> [Problem]
Since only the total matters, count the lines of these entries containing the word "mnemonic" and write that total alone.

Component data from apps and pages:
--------
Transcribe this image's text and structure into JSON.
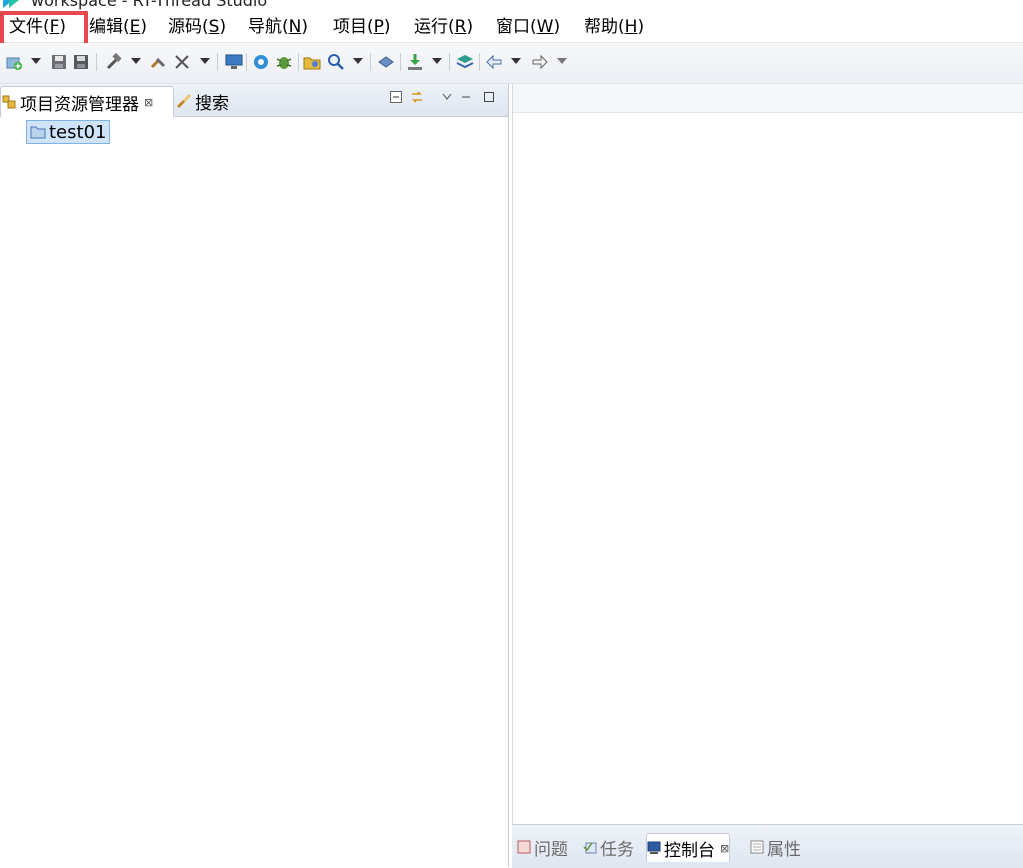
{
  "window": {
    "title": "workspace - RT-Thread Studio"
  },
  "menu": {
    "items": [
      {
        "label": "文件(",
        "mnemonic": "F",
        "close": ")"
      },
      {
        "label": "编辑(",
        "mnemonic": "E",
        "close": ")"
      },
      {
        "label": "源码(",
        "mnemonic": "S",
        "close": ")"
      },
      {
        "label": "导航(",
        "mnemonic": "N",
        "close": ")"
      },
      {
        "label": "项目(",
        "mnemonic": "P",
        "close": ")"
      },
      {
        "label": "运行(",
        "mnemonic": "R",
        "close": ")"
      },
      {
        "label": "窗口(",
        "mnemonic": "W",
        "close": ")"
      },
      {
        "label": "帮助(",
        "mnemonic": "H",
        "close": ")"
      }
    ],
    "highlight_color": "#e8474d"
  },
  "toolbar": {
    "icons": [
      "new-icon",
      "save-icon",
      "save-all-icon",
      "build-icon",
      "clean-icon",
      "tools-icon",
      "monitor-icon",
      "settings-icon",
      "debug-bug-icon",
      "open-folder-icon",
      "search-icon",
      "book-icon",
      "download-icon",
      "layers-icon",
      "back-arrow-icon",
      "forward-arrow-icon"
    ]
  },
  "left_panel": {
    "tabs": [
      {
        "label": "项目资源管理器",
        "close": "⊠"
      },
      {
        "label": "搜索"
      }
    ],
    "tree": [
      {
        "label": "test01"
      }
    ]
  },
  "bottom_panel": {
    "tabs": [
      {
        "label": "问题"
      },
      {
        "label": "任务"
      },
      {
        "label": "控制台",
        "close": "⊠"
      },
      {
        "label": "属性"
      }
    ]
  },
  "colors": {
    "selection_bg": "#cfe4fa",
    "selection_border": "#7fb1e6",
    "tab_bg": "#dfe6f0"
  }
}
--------
> [Response below]
8